Petry went into last season set to be a defensive anchor on the second pairing. He was supposed to provide some support behind Shea Weber while complementing Karl Alzner’s skillset. Of course, Weber missed most of the season with a foot injury and Alzner, who was also supposed to help take some pressure off the top pairing, struggled considerably. Add it all up and Petry’s role resembled what it was in Edmonton for a time – there was him and not a whole lot else.
Not surprisingly, Petry didn’t handle the extra workload particularly swimmingly. There were moments where he really stood out in a positive way and stepped up. However, there were others where he made poor decisions both with and without the puck and looked like someone that needed to be moved down the lineup. Unfortunately, with the lack of options behind him, the team had no choice but to keep rolling him out in a number one role.
As a result, Petry got all of the ice time he could handle and played in all situations.

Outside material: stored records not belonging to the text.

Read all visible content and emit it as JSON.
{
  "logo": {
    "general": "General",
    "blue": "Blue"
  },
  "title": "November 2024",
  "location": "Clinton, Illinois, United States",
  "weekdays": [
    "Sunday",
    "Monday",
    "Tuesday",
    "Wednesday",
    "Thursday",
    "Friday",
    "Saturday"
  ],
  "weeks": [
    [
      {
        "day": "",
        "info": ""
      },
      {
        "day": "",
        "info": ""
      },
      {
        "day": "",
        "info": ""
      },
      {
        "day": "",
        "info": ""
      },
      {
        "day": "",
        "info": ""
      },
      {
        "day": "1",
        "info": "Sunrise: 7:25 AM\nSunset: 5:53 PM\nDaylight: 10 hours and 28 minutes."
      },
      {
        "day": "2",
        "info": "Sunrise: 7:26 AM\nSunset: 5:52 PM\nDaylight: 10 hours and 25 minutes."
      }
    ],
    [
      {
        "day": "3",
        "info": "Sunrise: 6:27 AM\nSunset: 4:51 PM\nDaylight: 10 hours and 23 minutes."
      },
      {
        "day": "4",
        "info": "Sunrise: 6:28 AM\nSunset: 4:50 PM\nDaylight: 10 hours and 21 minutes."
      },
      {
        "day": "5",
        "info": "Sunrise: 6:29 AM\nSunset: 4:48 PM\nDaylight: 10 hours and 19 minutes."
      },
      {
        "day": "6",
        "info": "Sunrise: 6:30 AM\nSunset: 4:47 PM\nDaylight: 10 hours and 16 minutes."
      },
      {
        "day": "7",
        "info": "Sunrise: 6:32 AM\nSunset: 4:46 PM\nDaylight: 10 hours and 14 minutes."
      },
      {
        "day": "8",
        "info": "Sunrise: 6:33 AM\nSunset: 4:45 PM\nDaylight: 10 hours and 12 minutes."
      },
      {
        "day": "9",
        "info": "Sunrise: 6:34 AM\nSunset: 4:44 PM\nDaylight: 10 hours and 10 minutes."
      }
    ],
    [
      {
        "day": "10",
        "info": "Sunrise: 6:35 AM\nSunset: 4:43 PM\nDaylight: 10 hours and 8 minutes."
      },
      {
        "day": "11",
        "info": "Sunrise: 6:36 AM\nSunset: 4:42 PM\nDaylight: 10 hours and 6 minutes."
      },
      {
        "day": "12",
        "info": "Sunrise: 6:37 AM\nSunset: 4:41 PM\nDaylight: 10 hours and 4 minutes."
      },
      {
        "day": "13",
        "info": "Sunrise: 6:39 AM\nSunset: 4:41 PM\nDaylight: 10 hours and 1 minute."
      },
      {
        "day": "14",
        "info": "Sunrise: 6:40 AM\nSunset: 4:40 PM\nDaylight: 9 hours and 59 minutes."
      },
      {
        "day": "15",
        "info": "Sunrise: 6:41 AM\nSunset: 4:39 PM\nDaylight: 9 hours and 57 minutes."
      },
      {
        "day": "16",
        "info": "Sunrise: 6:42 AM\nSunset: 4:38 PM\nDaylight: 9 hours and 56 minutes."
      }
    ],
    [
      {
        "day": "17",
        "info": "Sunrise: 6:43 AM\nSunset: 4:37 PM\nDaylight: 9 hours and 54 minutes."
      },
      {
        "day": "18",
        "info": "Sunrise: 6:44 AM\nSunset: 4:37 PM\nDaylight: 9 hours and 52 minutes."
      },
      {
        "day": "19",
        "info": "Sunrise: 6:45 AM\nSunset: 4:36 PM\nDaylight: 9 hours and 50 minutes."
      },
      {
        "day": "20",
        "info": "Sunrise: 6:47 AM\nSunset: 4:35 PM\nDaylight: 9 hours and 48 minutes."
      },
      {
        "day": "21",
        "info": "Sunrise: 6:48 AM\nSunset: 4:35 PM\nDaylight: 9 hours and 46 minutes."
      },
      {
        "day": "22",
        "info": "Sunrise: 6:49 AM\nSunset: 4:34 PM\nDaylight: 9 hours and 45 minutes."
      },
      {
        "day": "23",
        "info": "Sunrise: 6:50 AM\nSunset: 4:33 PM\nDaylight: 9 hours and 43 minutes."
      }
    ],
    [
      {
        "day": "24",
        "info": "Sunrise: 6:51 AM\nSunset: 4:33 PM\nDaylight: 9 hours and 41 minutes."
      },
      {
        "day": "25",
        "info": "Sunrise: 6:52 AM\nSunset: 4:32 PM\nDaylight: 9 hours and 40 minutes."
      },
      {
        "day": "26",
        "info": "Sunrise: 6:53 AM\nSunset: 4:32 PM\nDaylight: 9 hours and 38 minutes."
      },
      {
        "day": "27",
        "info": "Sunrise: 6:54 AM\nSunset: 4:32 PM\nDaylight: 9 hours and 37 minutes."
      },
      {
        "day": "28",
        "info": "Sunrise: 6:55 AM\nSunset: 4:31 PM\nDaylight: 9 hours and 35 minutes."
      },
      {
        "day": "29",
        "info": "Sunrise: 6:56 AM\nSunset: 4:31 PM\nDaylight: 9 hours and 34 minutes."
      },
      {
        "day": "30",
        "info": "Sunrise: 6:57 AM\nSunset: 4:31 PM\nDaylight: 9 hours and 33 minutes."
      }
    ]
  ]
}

He responded with a career year in point production while not letting up on his usual proficiency for blocking shots as well as hits. It was an ugly year for a lot of players but not for Petry.
5 Year Averages
With Weber out to start the season, Petry will once again be on the top pairing when the puck drops in October. Instead of being asked to be on the second power play unit, he will be asked to be the point threat (largely by default) on the top one which should give him some extra opportunities to produce early on. He has always been a regular on the penalty kill and that’s going to be the case for him again next season as well.
On the flip side, Petry is going to be asked to carry whoever his partner is. Alzner struggled with Petry as a partner last year (and every other playing partner he had) and there isn’t really anyone on the left side that is legitimately qualified to play on a top pairing. Whoever is up there with Petry is going to have his flaws and that will probably have Petry thinking more about defence and stability than attacking at five-on-five.
With the number one job his with no legitimate challenger for that position until Weber returns, there is some cause for optimism when it comes to his numbers. 40-plus points could be iffy (especially if he’s playing safer at even strength) but 30 or more points is certainly doable which makes him a useful fantasy player in all formats.
However, I think Petry is often undervalued in fantasy hockey as he is one of a small group of players that is a safe bet (when healthy) to be a ‘triple-triple’ player. He’s likely to surpass 100 hits, blocks, and shots again next season so for leagues that have those stats as categories, he goes from a decent option to one of the better secondary blueliners available. On the negative side of things, there’s a very good chance that his plus/minus rating will be ugly once again so knock him down your rankings a little bit in pools that still have that as a stat.
When you think of notable players on the Canadiens, Petry often doesn’t come to mind right away. However, in fantasy hockey, he should be one of the first Habs off the board on draft day.